we'll use a CollapsiblePanel control, which allows us to click on a panel that toggles
the visibility of a second panel (similar to reading items in Google Reader). The
CollapsiblePanel control is included in the AJAX Control Toolkit, which contains
many useful AJAX controls. The AJAX Control Toolkit is included in the Grasshopper
installation under Samples\CS\Tomcat\AjaxControlToolkit.
Before we can add it to Visual Studio's Toolbox (in the same way we added the RssToolkit),
we need to build the toolkit with Visual Studio and Grasshopper. Here's the markup
code that glues the RssDataSource, DataList, and CollapsiblePanel together:
<cc1:RssDataSource ID="RssDataSource" runat="server" MaxItems="0"
<asp:DataList ID="ArticleList" runat="server" DataSourceID="RssDataSource"
BackColor="White" BorderColor="#E7E7FF" BorderStyle="None" BorderWidth="1px"
<FooterStyle BackColor="#B5C7DE" ForeColor="#4A3C8C" />
<AlternatingItemStyle BackColor="#F7F7F7" />
<ItemStyle BackColor="#E7E7FF" ForeColor="#4A3C8C" />
<SelectedItemStyle BackColor="#738A9C" Font-Bold="True" ForeColor="#F7F7F7" />
<HeaderStyle BackColor="#4A3C8C" Font-Bold="True" ForeColor="#F7F7F7" />
<asp:Panel ID="ArticleTitle" runat="server" CssClass="article-header">
<asp:Image ID="ExpandImage" runat="server"
ImageAlign="Middle" /><%# Eval("title") %></asp:Panel>
<asp:Panel ID="ArticleDescription" runat="server">
<%# Eval("description") %></asp:Panel>
<cc2:CollapsiblePanelExtender ID="CollapsiblePanelExtender1" runat="server"
SuppressPostBack="True" Collapsed="True" CollapseControlID="ArticleTitle"
Finally, we'll add an UpdateProgress control to indicate when the page is fetching
news articles.
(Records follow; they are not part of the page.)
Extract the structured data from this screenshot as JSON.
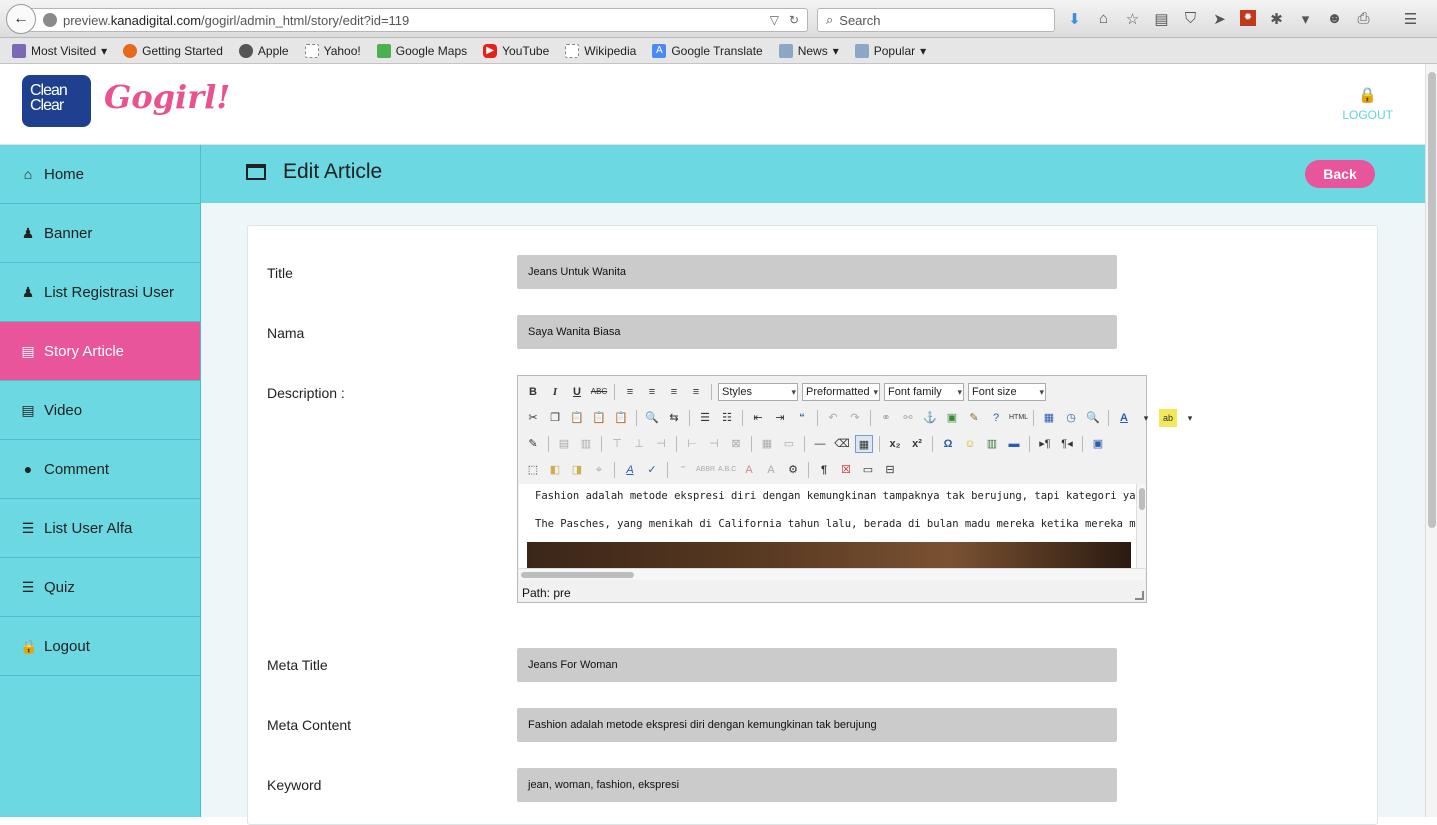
{
  "browser": {
    "url_prefix": "preview.",
    "url_domain": "kanadigital.com",
    "url_path": "/gogirl/admin_html/story/edit?id=119",
    "search_placeholder": "Search"
  },
  "bookmarks": [
    {
      "label": "Most Visited",
      "icon": "folder-icon",
      "color": "#7b6ab3",
      "dropdown": "▾"
    },
    {
      "label": "Getting Started",
      "icon": "firefox-icon",
      "color": "#e66a1e",
      "dropdown": ""
    },
    {
      "label": "Apple",
      "icon": "apple-icon",
      "color": "#555555",
      "dropdown": ""
    },
    {
      "label": "Yahoo!",
      "icon": "blank-page-icon",
      "color": "#ffffff",
      "dropdown": ""
    },
    {
      "label": "Google Maps",
      "icon": "maps-icon",
      "color": "#4caf50",
      "dropdown": ""
    },
    {
      "label": "YouTube",
      "icon": "youtube-icon",
      "color": "#e62117",
      "dropdown": ""
    },
    {
      "label": "Wikipedia",
      "icon": "blank-page-icon",
      "color": "#ffffff",
      "dropdown": ""
    },
    {
      "label": "Google Translate",
      "icon": "translate-icon",
      "color": "#4a8af4",
      "dropdown": ""
    },
    {
      "label": "News",
      "icon": "folder-icon",
      "color": "#8aa7c8",
      "dropdown": "▾"
    },
    {
      "label": "Popular",
      "icon": "folder-icon",
      "color": "#8aa7c8",
      "dropdown": "▾"
    }
  ],
  "brand": {
    "logo_line1": "Clean",
    "logo_line2": "Clear",
    "name": "Gogirl!",
    "logout": "LOGOUT"
  },
  "sidebar": {
    "items": [
      {
        "label": "Home",
        "icon": "home-icon",
        "glyph": "⌂"
      },
      {
        "label": "Banner",
        "icon": "user-icon",
        "glyph": "♟"
      },
      {
        "label": "List Registrasi User",
        "icon": "user-icon",
        "glyph": "♟"
      },
      {
        "label": "Story Article",
        "icon": "document-icon",
        "glyph": "▤"
      },
      {
        "label": "Video",
        "icon": "document-icon",
        "glyph": "▤"
      },
      {
        "label": "Comment",
        "icon": "comment-icon",
        "glyph": "●"
      },
      {
        "label": "List User Alfa",
        "icon": "list-icon",
        "glyph": "☰"
      },
      {
        "label": "Quiz",
        "icon": "list-icon",
        "glyph": "☰"
      },
      {
        "label": "Logout",
        "icon": "lock-icon",
        "glyph": "🔒"
      }
    ],
    "active": "Story Article"
  },
  "page": {
    "title": "Edit Article",
    "back_label": "Back"
  },
  "form": {
    "title_label": "Title",
    "title_value": "Jeans Untuk Wanita",
    "nama_label": "Nama",
    "nama_value": "Saya Wanita Biasa",
    "description_label": "Description :",
    "meta_title_label": "Meta Title",
    "meta_title_value": "Jeans For Woman",
    "meta_content_label": "Meta Content",
    "meta_content_value": "Fashion adalah metode ekspresi diri dengan kemungkinan tak berujung",
    "keyword_label": "Keyword",
    "keyword_value": "jean, woman, fashion, ekspresi"
  },
  "editor": {
    "styles": "Styles",
    "format": "Preformatted",
    "font_family": "Font family",
    "font_size": "Font size",
    "line1": "Fashion adalah metode ekspresi diri dengan kemungkinan tampaknya tak berujung, tapi kategori yang sering kaku: m",
    "line2": "The Pasches, yang menikah di California tahun lalu, berada di bulan madu mereka ketika mereka memimpikan gagasa",
    "path": "Path: pre"
  },
  "colors": {
    "accent_cyan": "#6cd8e1",
    "accent_pink": "#e9559a",
    "input_gray": "#cbcbcb"
  }
}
Once it's added to the design surface, the control automatically
becomes visible during partial page updates using the UpdatePanel.
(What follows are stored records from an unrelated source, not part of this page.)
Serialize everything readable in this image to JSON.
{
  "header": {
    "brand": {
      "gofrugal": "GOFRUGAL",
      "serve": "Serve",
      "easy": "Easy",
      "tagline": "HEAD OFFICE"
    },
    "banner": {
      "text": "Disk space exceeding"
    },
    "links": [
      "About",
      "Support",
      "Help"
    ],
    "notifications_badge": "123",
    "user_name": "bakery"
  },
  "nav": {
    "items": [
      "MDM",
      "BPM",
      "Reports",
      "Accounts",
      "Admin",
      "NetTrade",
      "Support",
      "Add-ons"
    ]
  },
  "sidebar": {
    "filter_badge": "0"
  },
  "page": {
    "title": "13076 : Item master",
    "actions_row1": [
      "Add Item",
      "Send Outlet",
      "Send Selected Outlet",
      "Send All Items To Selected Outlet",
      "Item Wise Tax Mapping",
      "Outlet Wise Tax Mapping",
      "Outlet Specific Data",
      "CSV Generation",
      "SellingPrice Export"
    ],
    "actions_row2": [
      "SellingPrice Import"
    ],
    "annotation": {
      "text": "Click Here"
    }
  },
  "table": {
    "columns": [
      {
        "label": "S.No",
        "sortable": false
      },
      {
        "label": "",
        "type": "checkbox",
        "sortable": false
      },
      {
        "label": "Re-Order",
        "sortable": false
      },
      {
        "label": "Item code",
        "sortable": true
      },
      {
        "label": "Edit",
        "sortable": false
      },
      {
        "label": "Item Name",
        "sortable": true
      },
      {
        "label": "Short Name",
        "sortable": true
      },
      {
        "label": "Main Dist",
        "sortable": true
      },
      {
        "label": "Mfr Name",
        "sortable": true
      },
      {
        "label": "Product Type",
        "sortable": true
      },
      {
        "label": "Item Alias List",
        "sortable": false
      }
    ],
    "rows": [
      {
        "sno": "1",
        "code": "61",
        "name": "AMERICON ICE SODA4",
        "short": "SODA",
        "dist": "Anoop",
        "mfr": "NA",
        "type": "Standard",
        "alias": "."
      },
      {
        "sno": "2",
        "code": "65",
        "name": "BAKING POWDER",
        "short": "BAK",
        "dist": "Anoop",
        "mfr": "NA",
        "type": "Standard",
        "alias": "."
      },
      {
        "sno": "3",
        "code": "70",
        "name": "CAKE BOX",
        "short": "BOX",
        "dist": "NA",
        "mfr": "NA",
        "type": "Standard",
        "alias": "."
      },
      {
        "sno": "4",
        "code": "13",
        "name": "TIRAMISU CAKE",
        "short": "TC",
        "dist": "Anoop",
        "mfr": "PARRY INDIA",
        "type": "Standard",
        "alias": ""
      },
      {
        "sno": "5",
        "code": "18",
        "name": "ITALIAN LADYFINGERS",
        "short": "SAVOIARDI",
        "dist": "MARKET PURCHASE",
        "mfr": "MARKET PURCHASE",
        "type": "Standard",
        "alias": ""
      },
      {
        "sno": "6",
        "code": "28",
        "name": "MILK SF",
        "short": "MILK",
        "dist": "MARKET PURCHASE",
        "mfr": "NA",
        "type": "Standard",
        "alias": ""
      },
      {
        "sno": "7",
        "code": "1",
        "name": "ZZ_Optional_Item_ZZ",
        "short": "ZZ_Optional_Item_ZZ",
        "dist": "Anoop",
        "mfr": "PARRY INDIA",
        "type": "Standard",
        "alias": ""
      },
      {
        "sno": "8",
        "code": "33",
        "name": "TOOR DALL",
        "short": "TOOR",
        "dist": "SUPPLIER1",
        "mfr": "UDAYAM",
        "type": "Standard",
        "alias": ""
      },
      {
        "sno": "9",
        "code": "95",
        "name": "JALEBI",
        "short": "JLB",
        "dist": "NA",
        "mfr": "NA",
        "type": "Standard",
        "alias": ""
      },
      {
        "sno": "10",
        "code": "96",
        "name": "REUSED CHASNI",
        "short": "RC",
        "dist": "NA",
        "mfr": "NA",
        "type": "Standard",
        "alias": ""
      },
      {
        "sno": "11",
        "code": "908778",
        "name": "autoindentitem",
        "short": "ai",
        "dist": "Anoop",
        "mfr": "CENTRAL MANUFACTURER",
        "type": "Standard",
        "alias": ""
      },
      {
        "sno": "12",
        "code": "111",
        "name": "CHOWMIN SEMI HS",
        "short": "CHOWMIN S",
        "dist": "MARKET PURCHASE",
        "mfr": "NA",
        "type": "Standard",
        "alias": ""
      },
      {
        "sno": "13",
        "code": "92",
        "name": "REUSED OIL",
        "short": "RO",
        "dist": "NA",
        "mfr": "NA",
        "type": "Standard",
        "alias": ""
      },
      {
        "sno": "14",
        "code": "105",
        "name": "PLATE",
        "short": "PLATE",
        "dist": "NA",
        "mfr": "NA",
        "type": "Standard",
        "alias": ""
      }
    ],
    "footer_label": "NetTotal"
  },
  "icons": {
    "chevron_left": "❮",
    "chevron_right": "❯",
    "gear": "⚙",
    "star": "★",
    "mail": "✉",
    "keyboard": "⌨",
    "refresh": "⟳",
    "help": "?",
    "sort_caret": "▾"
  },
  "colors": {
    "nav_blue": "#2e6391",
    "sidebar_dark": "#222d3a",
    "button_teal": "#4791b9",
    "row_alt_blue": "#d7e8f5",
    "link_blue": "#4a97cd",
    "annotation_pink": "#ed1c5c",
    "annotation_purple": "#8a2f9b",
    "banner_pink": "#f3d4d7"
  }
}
Deploying ASP.NET AJAX on Tomcat
From Visual Studio, building the ASP.NET solution's Java binary target is as simple
as selecting the Debug_Java configuration and hitting Ctrl-F5.
Just make sure you first start the bundled Apache Tomcat application server (Start
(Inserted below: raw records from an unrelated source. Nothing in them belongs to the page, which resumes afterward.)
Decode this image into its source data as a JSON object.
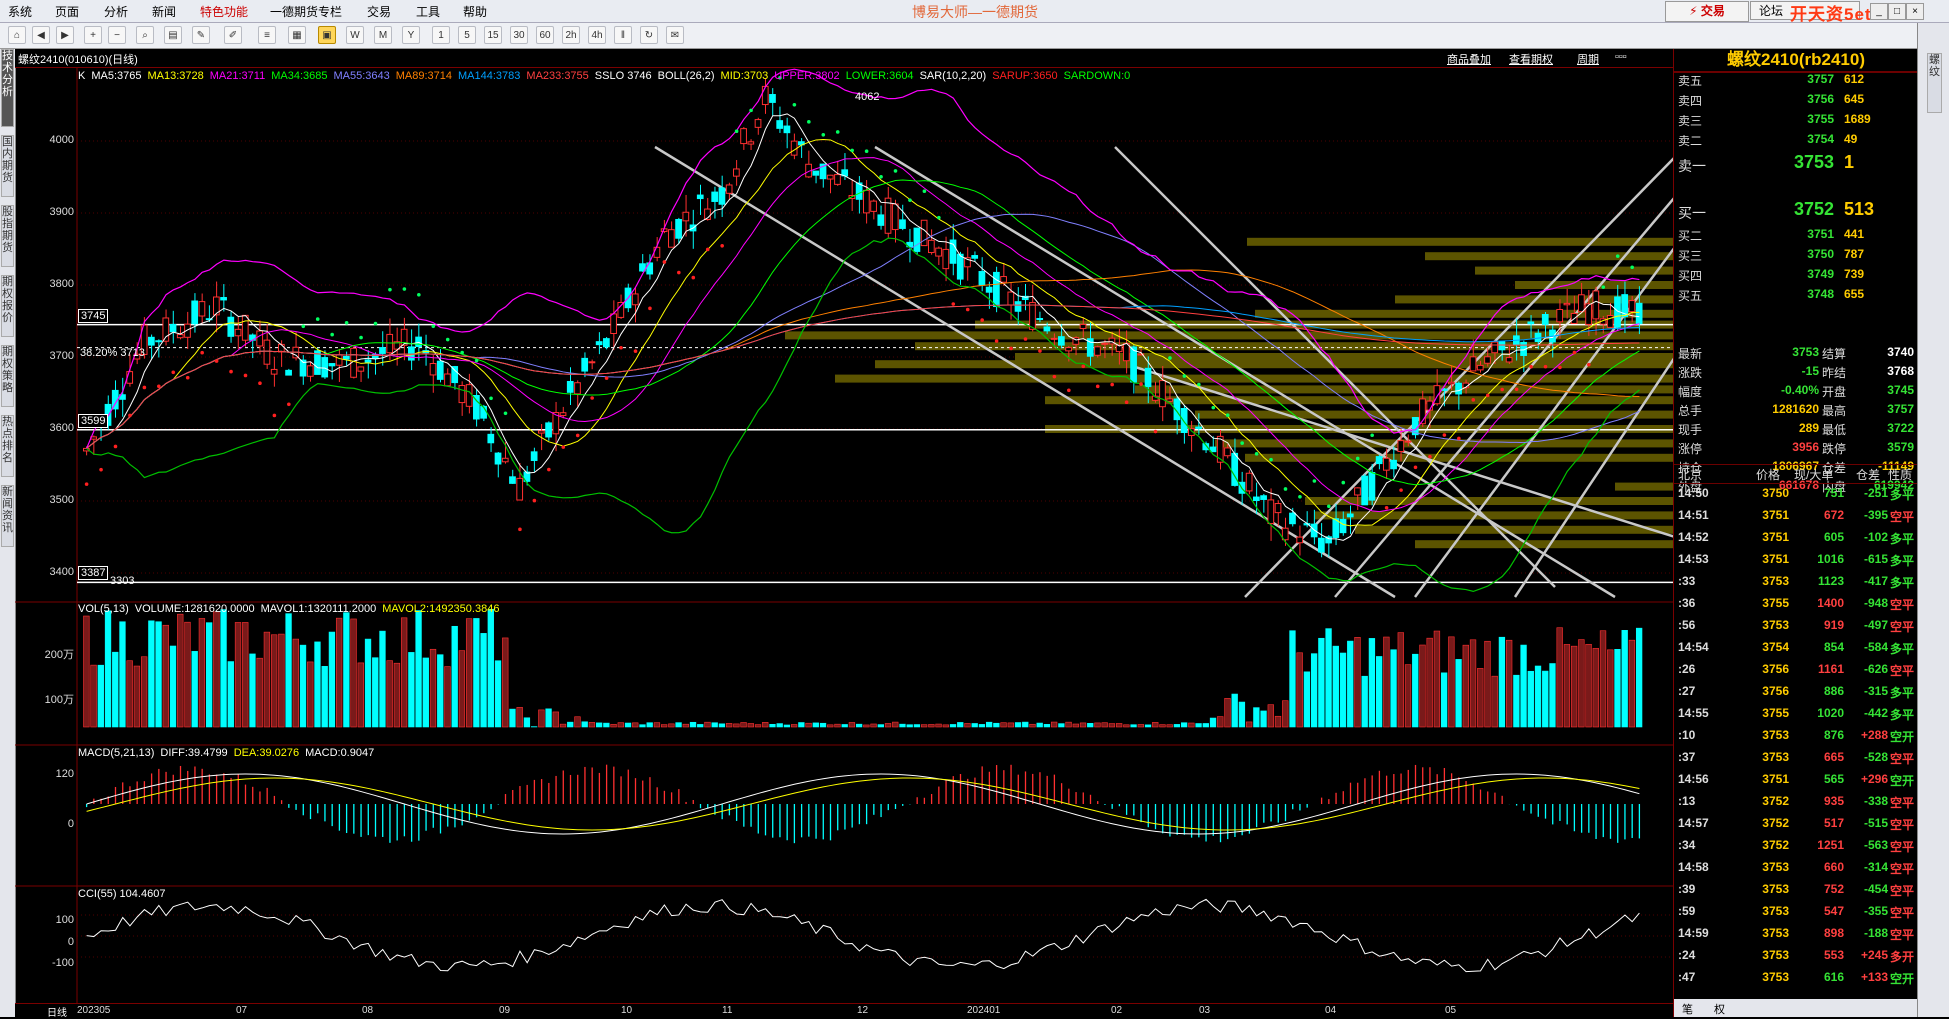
{
  "menu": {
    "items": [
      "系统",
      "页面",
      "分析",
      "新闻",
      "特色功能",
      "一德期货专栏",
      "交易",
      "工具",
      "帮助"
    ],
    "app_title": "博易大师—一德期货",
    "trade_label": "交易",
    "forum_label": "论坛",
    "watermark": "开天资5etz.com"
  },
  "toolbar": {
    "buttons": [
      "home",
      "back",
      "forward",
      "zoom-in",
      "zoom-out",
      "search",
      "chart",
      "draw",
      "list",
      "grid",
      "day",
      "week",
      "month",
      "year",
      "1",
      "5",
      "15",
      "30",
      "60",
      "2h",
      "4h",
      "pause",
      "chat"
    ],
    "active": "day"
  },
  "left_tabs": [
    "技术分析",
    "国内期货",
    "股指期货",
    "期权报价",
    "期权策略",
    "热点排名",
    "新闻资讯"
  ],
  "chart": {
    "title": "螺纹2410(010610)(日线)",
    "links": [
      "商品叠加",
      "查看期权",
      "周期"
    ],
    "period_label": "日线",
    "indicators": [
      {
        "text": "K",
        "color": "#ffffff"
      },
      {
        "text": "MA5:3765",
        "color": "#ffffff"
      },
      {
        "text": "MA13:3728",
        "color": "#ffff00"
      },
      {
        "text": "MA21:3711",
        "color": "#ff00ff"
      },
      {
        "text": "MA34:3685",
        "color": "#00ff00"
      },
      {
        "text": "MA55:3643",
        "color": "#8080ff"
      },
      {
        "text": "MA89:3714",
        "color": "#ff8000"
      },
      {
        "text": "MA144:3783",
        "color": "#00a0ff"
      },
      {
        "text": "MA233:3755",
        "color": "#ff4040"
      },
      {
        "text": "SSLO 3746",
        "color": "#ffffff"
      },
      {
        "text": "BOLL(26,2)",
        "color": "#ffffff"
      },
      {
        "text": "MID:3703",
        "color": "#ffff00"
      },
      {
        "text": "UPPER:3802",
        "color": "#ff00ff"
      },
      {
        "text": "LOWER:3604",
        "color": "#00ff00"
      },
      {
        "text": "SAR(10,2,20)",
        "color": "#ffffff"
      },
      {
        "text": "SARUP:3650",
        "color": "#ff2020"
      },
      {
        "text": "SARDOWN:0",
        "color": "#00ff00"
      }
    ],
    "y_labels": [
      "4000",
      "3900",
      "3800",
      "3700",
      "3600",
      "3500",
      "3400"
    ],
    "price_tags": {
      "hi": "4062",
      "lo": "3303",
      "box1": "3745",
      "box2": "3599",
      "box3": "3387",
      "fib": "38.20% 3713"
    },
    "x_labels": [
      "202305",
      "07",
      "08",
      "09",
      "10",
      "11",
      "12",
      "202401",
      "02",
      "03",
      "04",
      "05"
    ],
    "volume": {
      "legend": [
        {
          "text": "VOL(5,13)",
          "color": "#ffffff"
        },
        {
          "text": "VOLUME:1281620.0000",
          "color": "#ffffff"
        },
        {
          "text": "MAVOL1:1320111.2000",
          "color": "#ffffff"
        },
        {
          "text": "MAVOL2:1492350.3846",
          "color": "#ffff00"
        }
      ],
      "y_labels": [
        "200万",
        "100万"
      ]
    },
    "macd": {
      "legend": [
        {
          "text": "MACD(5,21,13)",
          "color": "#ffffff"
        },
        {
          "text": "DIFF:39.4799",
          "color": "#ffffff"
        },
        {
          "text": "DEA:39.0276",
          "color": "#ffff00"
        },
        {
          "text": "MACD:0.9047",
          "color": "#ffffff"
        }
      ],
      "y_labels": [
        "120",
        "0"
      ]
    },
    "cci": {
      "legend": [
        {
          "text": "CCI(55) 104.4607",
          "color": "#ffffff"
        }
      ],
      "y_labels": [
        "100",
        "0",
        "-100"
      ]
    }
  },
  "quote": {
    "title": "螺纹2410(rb2410)",
    "asks": [
      {
        "label": "卖五",
        "price": "3757",
        "vol": "612"
      },
      {
        "label": "卖四",
        "price": "3756",
        "vol": "645"
      },
      {
        "label": "卖三",
        "price": "3755",
        "vol": "1689"
      },
      {
        "label": "卖二",
        "price": "3754",
        "vol": "49"
      },
      {
        "label": "卖一",
        "price": "3753",
        "vol": "1"
      }
    ],
    "bids": [
      {
        "label": "买一",
        "price": "3752",
        "vol": "513"
      },
      {
        "label": "买二",
        "price": "3751",
        "vol": "441"
      },
      {
        "label": "买三",
        "price": "3750",
        "vol": "787"
      },
      {
        "label": "买四",
        "price": "3749",
        "vol": "739"
      },
      {
        "label": "买五",
        "price": "3748",
        "vol": "655"
      }
    ],
    "stats": [
      {
        "l1": "最新",
        "v1": "3753",
        "c1": "green",
        "l2": "结算",
        "v2": "3740",
        "c2": "white"
      },
      {
        "l1": "涨跌",
        "v1": "-15",
        "c1": "green",
        "l2": "昨结",
        "v2": "3768",
        "c2": "white"
      },
      {
        "l1": "幅度",
        "v1": "-0.40%",
        "c1": "green",
        "l2": "开盘",
        "v2": "3745",
        "c2": "green"
      },
      {
        "l1": "总手",
        "v1": "1281620",
        "c1": "yellow",
        "l2": "最高",
        "v2": "3757",
        "c2": "green"
      },
      {
        "l1": "现手",
        "v1": "289",
        "c1": "yellow",
        "l2": "最低",
        "v2": "3722",
        "c2": "green"
      },
      {
        "l1": "涨停",
        "v1": "3956",
        "c1": "red",
        "l2": "跌停",
        "v2": "3579",
        "c2": "green"
      },
      {
        "l1": "持仓",
        "v1": "1806967",
        "c1": "yellow",
        "l2": "仓差",
        "v2": "-11149",
        "c2": "yellow"
      },
      {
        "l1": "外盘",
        "v1": "661678",
        "c1": "red",
        "l2": "内盘",
        "v2": "619942",
        "c2": "green"
      }
    ],
    "tick_header": [
      "北京",
      "价格",
      "现/大单",
      "仓差",
      "性质"
    ],
    "ticks": [
      {
        "t": "14:50",
        "p": "3750",
        "q": "751",
        "qc": "green",
        "oi": "-251",
        "oic": "green",
        "nt": "多平",
        "ntc": "green"
      },
      {
        "t": "14:51",
        "p": "3751",
        "q": "672",
        "qc": "red",
        "oi": "-395",
        "oic": "green",
        "nt": "空平",
        "ntc": "red"
      },
      {
        "t": "14:52",
        "p": "3751",
        "q": "605",
        "qc": "green",
        "oi": "-102",
        "oic": "green",
        "nt": "多平",
        "ntc": "green"
      },
      {
        "t": "14:53",
        "p": "3751",
        "q": "1016",
        "qc": "green",
        "oi": "-615",
        "oic": "green",
        "nt": "多平",
        "ntc": "green"
      },
      {
        "t": ":33",
        "p": "3753",
        "q": "1123",
        "qc": "green",
        "oi": "-417",
        "oic": "green",
        "nt": "多平",
        "ntc": "green"
      },
      {
        "t": ":36",
        "p": "3755",
        "q": "1400",
        "qc": "red",
        "oi": "-948",
        "oic": "green",
        "nt": "空平",
        "ntc": "red"
      },
      {
        "t": ":56",
        "p": "3753",
        "q": "919",
        "qc": "red",
        "oi": "-497",
        "oic": "green",
        "nt": "空平",
        "ntc": "red"
      },
      {
        "t": "14:54",
        "p": "3754",
        "q": "854",
        "qc": "green",
        "oi": "-584",
        "oic": "green",
        "nt": "多平",
        "ntc": "green"
      },
      {
        "t": ":26",
        "p": "3756",
        "q": "1161",
        "qc": "red",
        "oi": "-626",
        "oic": "green",
        "nt": "空平",
        "ntc": "red"
      },
      {
        "t": ":27",
        "p": "3756",
        "q": "886",
        "qc": "green",
        "oi": "-315",
        "oic": "green",
        "nt": "多平",
        "ntc": "green"
      },
      {
        "t": "14:55",
        "p": "3755",
        "q": "1020",
        "qc": "green",
        "oi": "-442",
        "oic": "green",
        "nt": "多平",
        "ntc": "green"
      },
      {
        "t": ":10",
        "p": "3753",
        "q": "876",
        "qc": "green",
        "oi": "+288",
        "oic": "red",
        "nt": "空开",
        "ntc": "green"
      },
      {
        "t": ":37",
        "p": "3753",
        "q": "665",
        "qc": "red",
        "oi": "-528",
        "oic": "green",
        "nt": "空平",
        "ntc": "red"
      },
      {
        "t": "14:56",
        "p": "3751",
        "q": "565",
        "qc": "green",
        "oi": "+296",
        "oic": "red",
        "nt": "空开",
        "ntc": "green"
      },
      {
        "t": ":13",
        "p": "3752",
        "q": "935",
        "qc": "red",
        "oi": "-338",
        "oic": "green",
        "nt": "空平",
        "ntc": "red"
      },
      {
        "t": "14:57",
        "p": "3752",
        "q": "517",
        "qc": "red",
        "oi": "-515",
        "oic": "green",
        "nt": "空平",
        "ntc": "red"
      },
      {
        "t": ":34",
        "p": "3752",
        "q": "1251",
        "qc": "red",
        "oi": "-563",
        "oic": "green",
        "nt": "空平",
        "ntc": "red"
      },
      {
        "t": "14:58",
        "p": "3753",
        "q": "660",
        "qc": "red",
        "oi": "-314",
        "oic": "green",
        "nt": "空平",
        "ntc": "red"
      },
      {
        "t": ":39",
        "p": "3753",
        "q": "752",
        "qc": "red",
        "oi": "-454",
        "oic": "green",
        "nt": "空平",
        "ntc": "red"
      },
      {
        "t": ":59",
        "p": "3753",
        "q": "547",
        "qc": "red",
        "oi": "-355",
        "oic": "green",
        "nt": "空平",
        "ntc": "red"
      },
      {
        "t": "14:59",
        "p": "3753",
        "q": "898",
        "qc": "red",
        "oi": "-188",
        "oic": "green",
        "nt": "空平",
        "ntc": "red"
      },
      {
        "t": ":24",
        "p": "3753",
        "q": "553",
        "qc": "red",
        "oi": "+245",
        "oic": "red",
        "nt": "多开",
        "ntc": "red"
      },
      {
        "t": ":47",
        "p": "3753",
        "q": "616",
        "qc": "green",
        "oi": "+133",
        "oic": "red",
        "nt": "空开",
        "ntc": "green"
      }
    ],
    "footer": [
      "笔",
      "权"
    ]
  },
  "right_tabs": [
    "螺纹"
  ],
  "colors": {
    "up": "#ff3030",
    "down": "#00ffff",
    "ma_yellow": "#ffff00",
    "bg": "#000000"
  }
}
> All Programs > Mainsoft for Java EE > Start Tomcat,) or you'll
get a deployment error. MSBuild compiles the application and then, behind the scenes,
fires up Mainsoft's bytecode cross-compiler to generate JAR files that can be deployed
on Java Web application servers.
When we launch the Web application, it quickly becomes apparent that there is a
bug. The initially selected news feed never gets unselected when the user changes
highlighting. To find out, we'll add a breakpoint to the start of the linklist_onclick()
function and launch the debugger with F5. Debugging Java from Visual Studio using
Grasshopper is no different than debugging a traditional ASP.NET application. Breakpoints,
the ability to step through code, and variable watching are fully supported in your
C#/Visual Basic code when you debug JAR targets.
When the user changes the news feed selection and we hit the breakpoint, we see
that the selectedNewsSource variable is null, even though it should have been set
in the global scope, two lines above it [Figure 7].
Actually, the variable initialization is executed prior to the time when the Document
Object Model finishes loading. As a result, the variable is null the first time
the user changes news feeds. In order to solve this problem, let's change the logic
inside the function to explicitly set selectedNewsSource to the default news item.
Running the application again verifies that everything works well [Figure 8].
Figure 8: The ASP.NET AJAX news reader deployed on Tomcat.
And there you have it!
As you can see, Mainsoft makes it easy to build a basic RSS Java news reader on the powerful
ASP.NET platform and target Tomcat or other Java EE Web application servers.
Bear in mind that no Java-specific code was written here. This means you get two
immediate benefits when you use Grasshopper. First, you don't need to learn Java
coding skills to deploy Web and server applications to Java. And second, you maintain
the freedom to use the same source code to target both Java and .NET.
So now it's your turn to give Grasshopper a try. Remember, Grasshopper is free,
though you'll need a commercial license if you want to target multi-CPU deployments
or IBM middleware, such as WebSphere® Portal Server, WebSphere Application
Server, Lotus Expeditor®, or other open platforms.